[Items from an interface collection]
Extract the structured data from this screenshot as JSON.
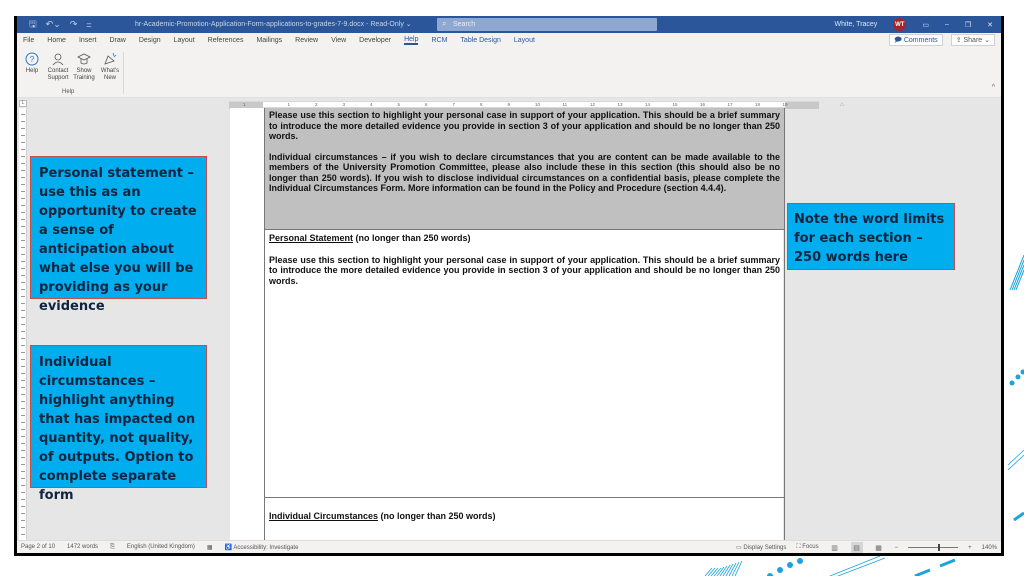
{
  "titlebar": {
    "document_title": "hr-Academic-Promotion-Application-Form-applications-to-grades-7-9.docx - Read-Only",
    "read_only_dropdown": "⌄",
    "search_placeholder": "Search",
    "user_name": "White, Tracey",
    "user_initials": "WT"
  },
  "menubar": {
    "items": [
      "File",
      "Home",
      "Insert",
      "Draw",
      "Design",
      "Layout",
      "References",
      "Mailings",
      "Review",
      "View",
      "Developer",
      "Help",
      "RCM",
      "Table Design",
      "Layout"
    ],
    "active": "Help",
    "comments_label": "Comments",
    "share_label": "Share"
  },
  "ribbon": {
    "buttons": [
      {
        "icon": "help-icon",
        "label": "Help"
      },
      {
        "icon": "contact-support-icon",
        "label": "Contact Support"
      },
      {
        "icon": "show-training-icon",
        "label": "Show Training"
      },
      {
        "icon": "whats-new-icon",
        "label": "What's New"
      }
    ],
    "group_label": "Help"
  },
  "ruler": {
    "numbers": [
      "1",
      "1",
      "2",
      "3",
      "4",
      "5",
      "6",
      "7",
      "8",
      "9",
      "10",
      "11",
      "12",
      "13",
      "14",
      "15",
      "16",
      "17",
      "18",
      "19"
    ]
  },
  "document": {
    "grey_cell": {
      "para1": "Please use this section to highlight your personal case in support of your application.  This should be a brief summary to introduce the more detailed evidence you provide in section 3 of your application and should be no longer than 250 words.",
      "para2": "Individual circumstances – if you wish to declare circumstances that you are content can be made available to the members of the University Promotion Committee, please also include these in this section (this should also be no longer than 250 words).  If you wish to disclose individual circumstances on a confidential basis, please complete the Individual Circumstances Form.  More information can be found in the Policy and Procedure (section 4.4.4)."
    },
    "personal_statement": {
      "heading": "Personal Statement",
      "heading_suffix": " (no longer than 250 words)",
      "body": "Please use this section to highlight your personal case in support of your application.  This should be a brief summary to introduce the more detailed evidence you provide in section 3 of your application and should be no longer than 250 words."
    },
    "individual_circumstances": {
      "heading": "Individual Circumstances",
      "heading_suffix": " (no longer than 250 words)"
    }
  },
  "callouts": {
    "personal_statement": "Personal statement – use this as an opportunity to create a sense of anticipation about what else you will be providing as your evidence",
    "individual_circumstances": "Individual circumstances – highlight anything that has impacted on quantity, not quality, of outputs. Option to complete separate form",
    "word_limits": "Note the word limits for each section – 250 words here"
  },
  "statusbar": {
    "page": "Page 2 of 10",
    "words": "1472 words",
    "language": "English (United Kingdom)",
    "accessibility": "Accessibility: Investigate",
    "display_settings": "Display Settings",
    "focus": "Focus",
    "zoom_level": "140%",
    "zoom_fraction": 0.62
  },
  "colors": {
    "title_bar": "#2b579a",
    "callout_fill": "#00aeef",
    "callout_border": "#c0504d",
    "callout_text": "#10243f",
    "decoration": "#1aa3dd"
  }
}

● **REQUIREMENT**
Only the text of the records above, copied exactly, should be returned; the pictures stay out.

● **SOLUTION BELOW**
Extract the structured data from this screenshot as JSON.
{
  "titlebar": {
    "document_title": "hr-Academic-Promotion-Application-Form-applications-to-grades-7-9.docx - Read-Only",
    "read_only_dropdown": "⌄",
    "search_placeholder": "Search",
    "user_name": "White, Tracey",
    "user_initials": "WT"
  },
  "menubar": {
    "items": [
      "File",
      "Home",
      "Insert",
      "Draw",
      "Design",
      "Layout",
      "References",
      "Mailings",
      "Review",
      "View",
      "Developer",
      "Help",
      "RCM",
      "Table Design",
      "Layout"
    ],
    "active": "Help",
    "comments_label": "Comments",
    "share_label": "Share"
  },
  "ribbon": {
    "buttons": [
      {
        "icon": "help-icon",
        "label": "Help"
      },
      {
        "icon": "contact-support-icon",
        "label": "Contact Support"
      },
      {
        "icon": "show-training-icon",
        "label": "Show Training"
      },
      {
        "icon": "whats-new-icon",
        "label": "What's New"
      }
    ],
    "group_label": "Help"
  },
  "ruler": {
    "numbers": [
      "1",
      "1",
      "2",
      "3",
      "4",
      "5",
      "6",
      "7",
      "8",
      "9",
      "10",
      "11",
      "12",
      "13",
      "14",
      "15",
      "16",
      "17",
      "18",
      "19"
    ]
  },
  "document": {
    "grey_cell": {
      "para1": "Please use this section to highlight your personal case in support of your application.  This should be a brief summary to introduce the more detailed evidence you provide in section 3 of your application and should be no longer than 250 words.",
      "para2": "Individual circumstances – if you wish to declare circumstances that you are content can be made available to the members of the University Promotion Committee, please also include these in this section (this should also be no longer than 250 words).  If you wish to disclose individual circumstances on a confidential basis, please complete the Individual Circumstances Form.  More information can be found in the Policy and Procedure (section 4.4.4)."
    },
    "personal_statement": {
      "heading": "Personal Statement",
      "heading_suffix": " (no longer than 250 words)",
      "body": "Please use this section to highlight your personal case in support of your application.  This should be a brief summary to introduce the more detailed evidence you provide in section 3 of your application and should be no longer than 250 words."
    },
    "individual_circumstances": {
      "heading": "Individual Circumstances",
      "heading_suffix": " (no longer than 250 words)"
    }
  },
  "callouts": {
    "personal_statement": "Personal statement – use this as an opportunity to create a sense of anticipation about what else you will be providing as your evidence",
    "individual_circumstances": "Individual circumstances – highlight anything that has impacted on quantity, not quality, of outputs. Option to complete separate form",
    "word_limits": "Note the word limits for each section – 250 words here"
  },
  "statusbar": {
    "page": "Page 2 of 10",
    "words": "1472 words",
    "language": "English (United Kingdom)",
    "accessibility": "Accessibility: Investigate",
    "display_settings": "Display Settings",
    "focus": "Focus",
    "zoom_level": "140%",
    "zoom_fraction": 0.62
  },
  "colors": {
    "title_bar": "#2b579a",
    "callout_fill": "#00aeef",
    "callout_border": "#c0504d",
    "callout_text": "#10243f",
    "decoration": "#1aa3dd"
  }
}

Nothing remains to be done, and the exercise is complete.